*Exercise requirements*. Output every record exactly, apart from its images.

*Extracted material*.
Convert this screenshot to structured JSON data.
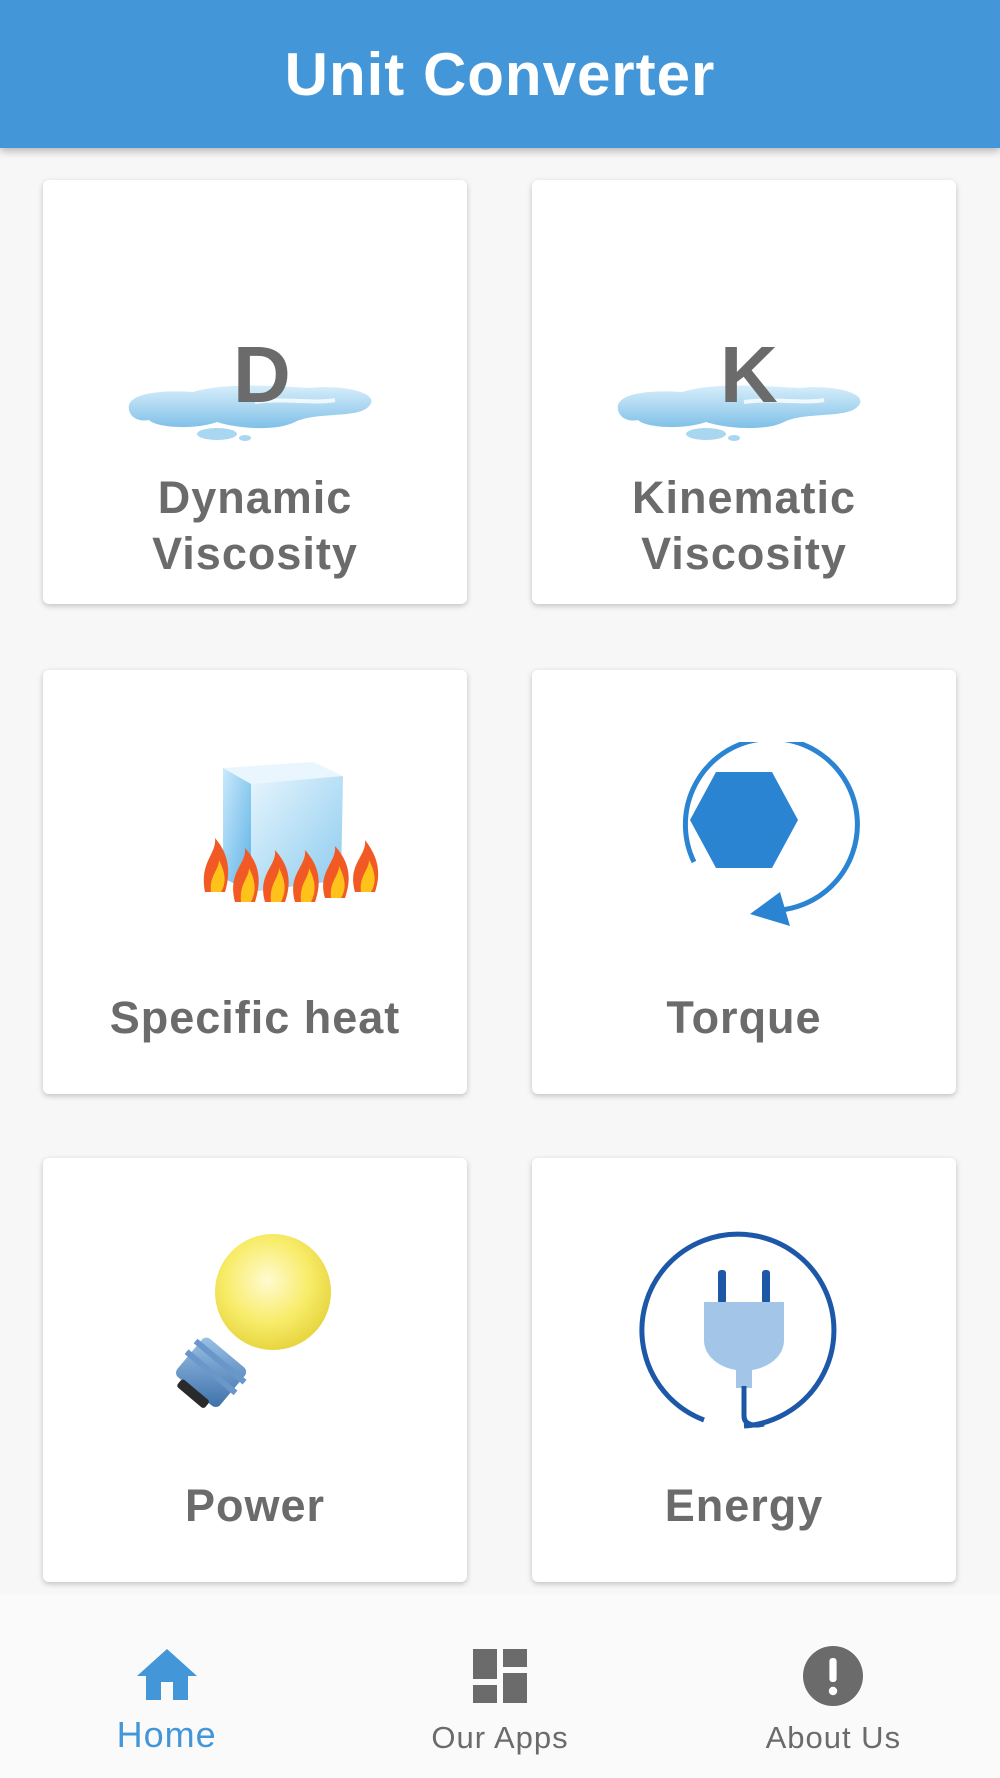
{
  "app_bar": {
    "title": "Unit Converter"
  },
  "colors": {
    "primary": "#4396d8",
    "label_gray": "#6b6b6b",
    "background": "#f7f7f7"
  },
  "cards": [
    {
      "icon": "dynamic-viscosity-icon",
      "label_line1": "Dynamic",
      "label_line2": "Viscosity",
      "letter": "D"
    },
    {
      "icon": "kinematic-viscosity-icon",
      "label_line1": "Kinematic",
      "label_line2": "Viscosity",
      "letter": "K"
    },
    {
      "icon": "specific-heat-icon",
      "label": "Specific heat"
    },
    {
      "icon": "torque-icon",
      "label": "Torque"
    },
    {
      "icon": "power-icon",
      "label": "Power"
    },
    {
      "icon": "energy-icon",
      "label": "Energy"
    }
  ],
  "bottom_nav": {
    "items": [
      {
        "icon": "home-icon",
        "label": "Home",
        "active": true
      },
      {
        "icon": "apps-grid-icon",
        "label": "Our Apps",
        "active": false
      },
      {
        "icon": "info-alert-icon",
        "label": "About Us",
        "active": false
      }
    ]
  }
}
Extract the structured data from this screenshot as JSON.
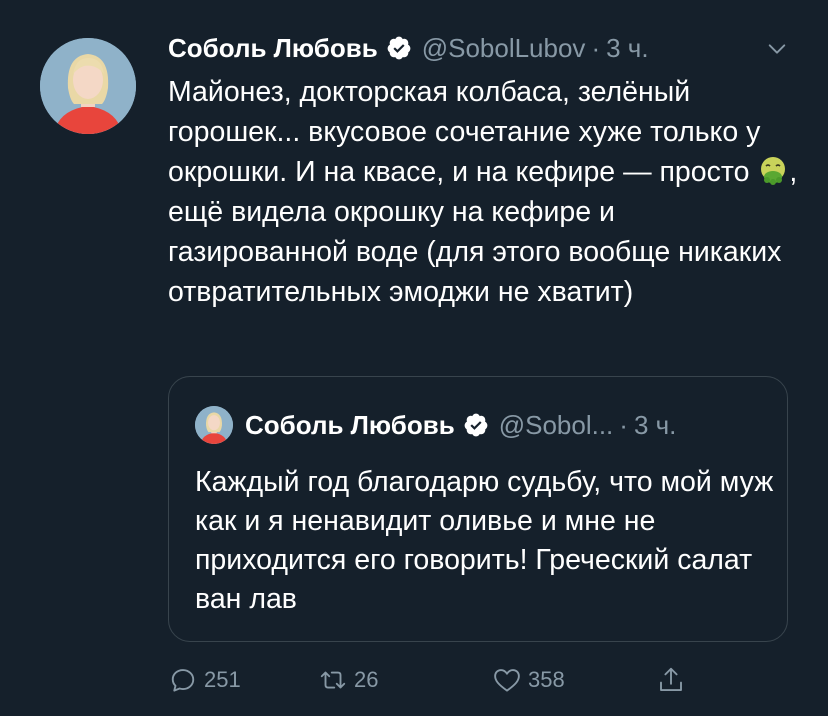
{
  "tweet": {
    "author_name": "Соболь Любовь",
    "handle": "@SobolLubov",
    "separator": "·",
    "time": "3 ч.",
    "text_before_emoji": "Майонез, докторская колбаса, зелёный горошек... вкусовое сочетание хуже только у окрошки. И на квасе, и на кефире — просто ",
    "emoji": "nauseated-face-emoji",
    "text_after_emoji": ", ещё видела окрошку на кефире и газированной воде (для этого вообще никаких отвратительных эмоджи не хватит)"
  },
  "quoted_tweet": {
    "author_name": "Соболь Любовь",
    "handle": "@Sobol...",
    "separator": "·",
    "time": "3 ч.",
    "text": "Каждый год благодарю судьбу, что мой муж как и я ненавидит оливье и мне не приходится его говорить! Греческий салат ван лав"
  },
  "actions": {
    "reply_count": "251",
    "retweet_count": "26",
    "like_count": "358"
  },
  "icons": {
    "verified": "verified-badge-icon",
    "caret": "chevron-down-icon",
    "reply": "reply-icon",
    "retweet": "retweet-icon",
    "like": "heart-icon",
    "share": "share-icon"
  },
  "colors": {
    "background": "#15202b",
    "secondary_text": "#8899a6",
    "border": "#38444d",
    "verified": "#ffffff"
  }
}
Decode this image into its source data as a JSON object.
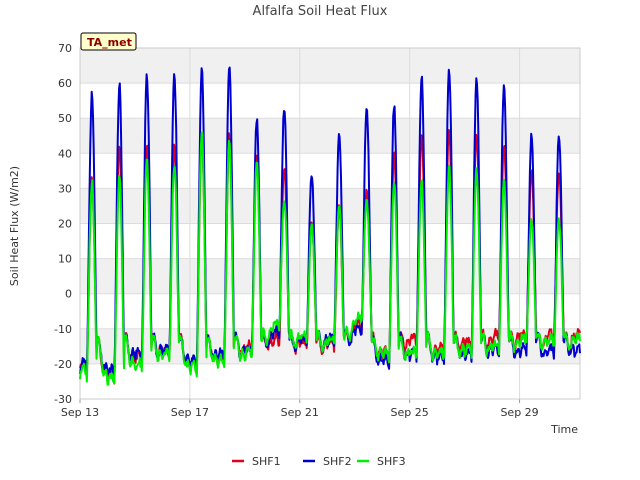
{
  "chart_data": {
    "type": "line",
    "title": "Alfalfa Soil Heat Flux",
    "xlabel": "Time",
    "ylabel": "Soil Heat Flux (W/m2)",
    "badge": "TA_met",
    "ylim": [
      -30,
      70
    ],
    "yticks": [
      -30,
      -20,
      -10,
      0,
      10,
      20,
      30,
      40,
      50,
      60,
      70
    ],
    "xlim_days": [
      13,
      31.2
    ],
    "xticks": [
      {
        "day": 13,
        "label": "Sep 13"
      },
      {
        "day": 17,
        "label": "Sep 17"
      },
      {
        "day": 21,
        "label": "Sep 21"
      },
      {
        "day": 25,
        "label": "Sep 25"
      },
      {
        "day": 29,
        "label": "Sep 29"
      }
    ],
    "grid": true,
    "legend_position": "bottom",
    "series": [
      {
        "name": "SHF1",
        "color": "#e0001b",
        "daily_peaks": [
          33,
          42,
          43,
          42,
          45,
          45,
          40,
          36,
          21,
          25,
          30,
          40,
          45,
          47,
          45,
          43,
          35
        ],
        "daily_minima": [
          -22,
          -25,
          -20,
          -18,
          -22,
          -20,
          -17,
          -15,
          -16,
          -16,
          -11,
          -19,
          -15,
          -17,
          -16,
          -14,
          -14
        ]
      },
      {
        "name": "SHF2",
        "color": "#0000cc",
        "daily_peaks": [
          57,
          60,
          62,
          62,
          64,
          65,
          50,
          53,
          34,
          45,
          52,
          54,
          62,
          64,
          61,
          60,
          45
        ],
        "daily_minima": [
          -22,
          -24,
          -19,
          -18,
          -21,
          -19,
          -18,
          -13,
          -15,
          -15,
          -12,
          -21,
          -19,
          -20,
          -19,
          -18,
          -18
        ]
      },
      {
        "name": "SHF3",
        "color": "#00ee00",
        "daily_peaks": [
          32,
          34,
          38,
          37,
          46,
          44,
          37,
          27,
          20,
          26,
          27,
          32,
          32,
          36,
          35,
          32,
          21
        ],
        "daily_minima": [
          -24,
          -26,
          -22,
          -19,
          -23,
          -21,
          -19,
          -11,
          -14,
          -15,
          -9,
          -19,
          -19,
          -19,
          -18,
          -17,
          -15
        ]
      }
    ]
  }
}
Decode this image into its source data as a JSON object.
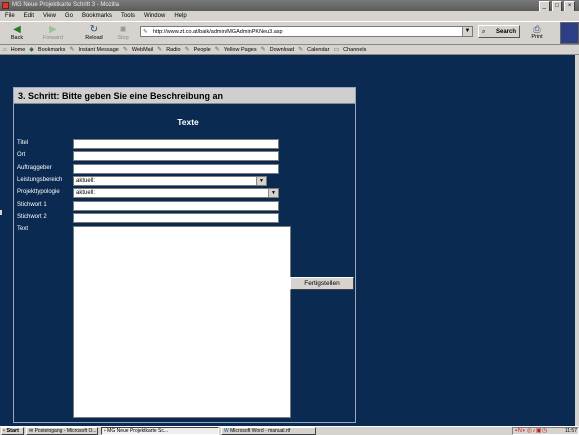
{
  "window": {
    "title": "MG Neue Projektkarte Schritt 3 - Mozilla",
    "controls": [
      "_",
      "□",
      "×"
    ]
  },
  "menu": [
    "File",
    "Edit",
    "View",
    "Go",
    "Bookmarks",
    "Tools",
    "Window",
    "Help"
  ],
  "nav": {
    "back": "Back",
    "forward": "Forward",
    "reload": "Reload",
    "stop": "Stop",
    "url": "http://www.zt.co.at/baik/admin/MGAdminPKNeu3.asp",
    "search": "Search",
    "print": "Print"
  },
  "bookmarks": [
    "Home",
    "Bookmarks",
    "Instant Message",
    "WebMail",
    "Radio",
    "People",
    "Yellow Pages",
    "Download",
    "Calendar",
    "Channels"
  ],
  "form": {
    "step_title": "3. Schritt: Bitte geben Sie eine Beschreibung an",
    "section_title": "Texte",
    "labels": {
      "titel": "Titel",
      "ort": "Ort",
      "auftraggeber": "Auftraggeber",
      "leistungsbereich": "Leistungsbereich",
      "projekttypologie": "Projekttypologie",
      "stichwort1": "Stichwort 1",
      "stichwort2": "Stichwort 2",
      "text": "Text"
    },
    "values": {
      "titel": "",
      "ort": "",
      "auftraggeber": "",
      "stichwort1": "",
      "stichwort2": "",
      "text": ""
    },
    "leistungsbereich_selected": "aktuell:",
    "projekttypologie_selected": "aktuell:",
    "submit": "Fertigstellen"
  },
  "taskbar": {
    "start": "Start",
    "tasks": [
      "Posteingang - Microsoft O...",
      "MG Neue Projektkarte Sc...",
      "Microsoft Word - manual.rtf"
    ],
    "clock": "11:57"
  }
}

*Your solution*.
Convert this screenshot to structured JSON data.
{
  "app_bar": {
    "title": "Unit Converter"
  },
  "colors": {
    "primary": "#4396d8",
    "label_gray": "#6b6b6b",
    "background": "#f7f7f7"
  },
  "cards": [
    {
      "icon": "dynamic-viscosity-icon",
      "label_line1": "Dynamic",
      "label_line2": "Viscosity",
      "letter": "D"
    },
    {
      "icon": "kinematic-viscosity-icon",
      "label_line1": "Kinematic",
      "label_line2": "Viscosity",
      "letter": "K"
    },
    {
      "icon": "specific-heat-icon",
      "label": "Specific heat"
    },
    {
      "icon": "torque-icon",
      "label": "Torque"
    },
    {
      "icon": "power-icon",
      "label": "Power"
    },
    {
      "icon": "energy-icon",
      "label": "Energy"
    }
  ],
  "bottom_nav": {
    "items": [
      {
        "icon": "home-icon",
        "label": "Home",
        "active": true
      },
      {
        "icon": "apps-grid-icon",
        "label": "Our Apps",
        "active": false
      },
      {
        "icon": "info-alert-icon",
        "label": "About Us",
        "active": false
      }
    ]
  }
}
Extract the structured data from this screenshot as JSON.
{
  "tweet": {
    "author_name": "Соболь Любовь",
    "handle": "@SobolLubov",
    "separator": "·",
    "time": "3 ч.",
    "text_before_emoji": "Майонез, докторская колбаса, зелёный горошек... вкусовое сочетание хуже только у окрошки. И на квасе, и на кефире — просто ",
    "emoji": "nauseated-face-emoji",
    "text_after_emoji": ", ещё видела окрошку на кефире и газированной воде (для этого вообще никаких отвратительных эмоджи не хватит)"
  },
  "quoted_tweet": {
    "author_name": "Соболь Любовь",
    "handle": "@Sobol...",
    "separator": "·",
    "time": "3 ч.",
    "text": "Каждый год благодарю судьбу, что мой муж как и я ненавидит оливье и мне не приходится его говорить! Греческий салат ван лав"
  },
  "actions": {
    "reply_count": "251",
    "retweet_count": "26",
    "like_count": "358"
  },
  "icons": {
    "verified": "verified-badge-icon",
    "caret": "chevron-down-icon",
    "reply": "reply-icon",
    "retweet": "retweet-icon",
    "like": "heart-icon",
    "share": "share-icon"
  },
  "colors": {
    "background": "#15202b",
    "secondary_text": "#8899a6",
    "border": "#38444d",
    "verified": "#ffffff"
  }
}
Decode this image into its source data as a JSON object.
{
  "chart_data": {
    "type": "line",
    "title": "Alfalfa Soil Heat Flux",
    "xlabel": "Time",
    "ylabel": "Soil Heat Flux (W/m2)",
    "badge": "TA_met",
    "ylim": [
      -30,
      70
    ],
    "yticks": [
      -30,
      -20,
      -10,
      0,
      10,
      20,
      30,
      40,
      50,
      60,
      70
    ],
    "xlim_days": [
      13,
      31.2
    ],
    "xticks": [
      {
        "day": 13,
        "label": "Sep 13"
      },
      {
        "day": 17,
        "label": "Sep 17"
      },
      {
        "day": 21,
        "label": "Sep 21"
      },
      {
        "day": 25,
        "label": "Sep 25"
      },
      {
        "day": 29,
        "label": "Sep 29"
      }
    ],
    "grid": true,
    "legend_position": "bottom",
    "series": [
      {
        "name": "SHF1",
        "color": "#e0001b",
        "daily_peaks": [
          33,
          42,
          43,
          42,
          45,
          45,
          40,
          36,
          21,
          25,
          30,
          40,
          45,
          47,
          45,
          43,
          35
        ],
        "daily_minima": [
          -22,
          -25,
          -20,
          -18,
          -22,
          -20,
          -17,
          -15,
          -16,
          -16,
          -11,
          -19,
          -15,
          -17,
          -16,
          -14,
          -14
        ]
      },
      {
        "name": "SHF2",
        "color": "#0000cc",
        "daily_peaks": [
          57,
          60,
          62,
          62,
          64,
          65,
          50,
          53,
          34,
          45,
          52,
          54,
          62,
          64,
          61,
          60,
          45
        ],
        "daily_minima": [
          -22,
          -24,
          -19,
          -18,
          -21,
          -19,
          -18,
          -13,
          -15,
          -15,
          -12,
          -21,
          -19,
          -20,
          -19,
          -18,
          -18
        ]
      },
      {
        "name": "SHF3",
        "color": "#00ee00",
        "daily_peaks": [
          32,
          34,
          38,
          37,
          46,
          44,
          37,
          27,
          20,
          26,
          27,
          32,
          32,
          36,
          35,
          32,
          21
        ],
        "daily_minima": [
          -24,
          -26,
          -22,
          -19,
          -23,
          -21,
          -19,
          -11,
          -14,
          -15,
          -9,
          -19,
          -19,
          -19,
          -18,
          -17,
          -15
        ]
      }
    ]
  }
}
Decode this image into its source data as a JSON object.
{
  "window": {
    "title": "MG Neue Projektkarte Schritt 3 - Mozilla",
    "controls": [
      "_",
      "□",
      "×"
    ]
  },
  "menu": [
    "File",
    "Edit",
    "View",
    "Go",
    "Bookmarks",
    "Tools",
    "Window",
    "Help"
  ],
  "nav": {
    "back": "Back",
    "forward": "Forward",
    "reload": "Reload",
    "stop": "Stop",
    "url": "http://www.zt.co.at/baik/admin/MGAdminPKNeu3.asp",
    "search": "Search",
    "print": "Print"
  },
  "bookmarks": [
    "Home",
    "Bookmarks",
    "Instant Message",
    "WebMail",
    "Radio",
    "People",
    "Yellow Pages",
    "Download",
    "Calendar",
    "Channels"
  ],
  "form": {
    "step_title": "3. Schritt: Bitte geben Sie eine Beschreibung an",
    "section_title": "Texte",
    "labels": {
      "titel": "Titel",
      "ort": "Ort",
      "auftraggeber": "Auftraggeber",
      "leistungsbereich": "Leistungsbereich",
      "projekttypologie": "Projekttypologie",
      "stichwort1": "Stichwort 1",
      "stichwort2": "Stichwort 2",
      "text": "Text"
    },
    "values": {
      "titel": "",
      "ort": "",
      "auftraggeber": "",
      "stichwort1": "",
      "stichwort2": "",
      "text": ""
    },
    "leistungsbereich_selected": "aktuell:",
    "projekttypologie_selected": "aktuell:",
    "submit": "Fertigstellen"
  },
  "taskbar": {
    "start": "Start",
    "tasks": [
      "Posteingang - Microsoft O...",
      "MG Neue Projektkarte Sc...",
      "Microsoft Word - manual.rtf"
    ],
    "clock": "11:57"
  }
}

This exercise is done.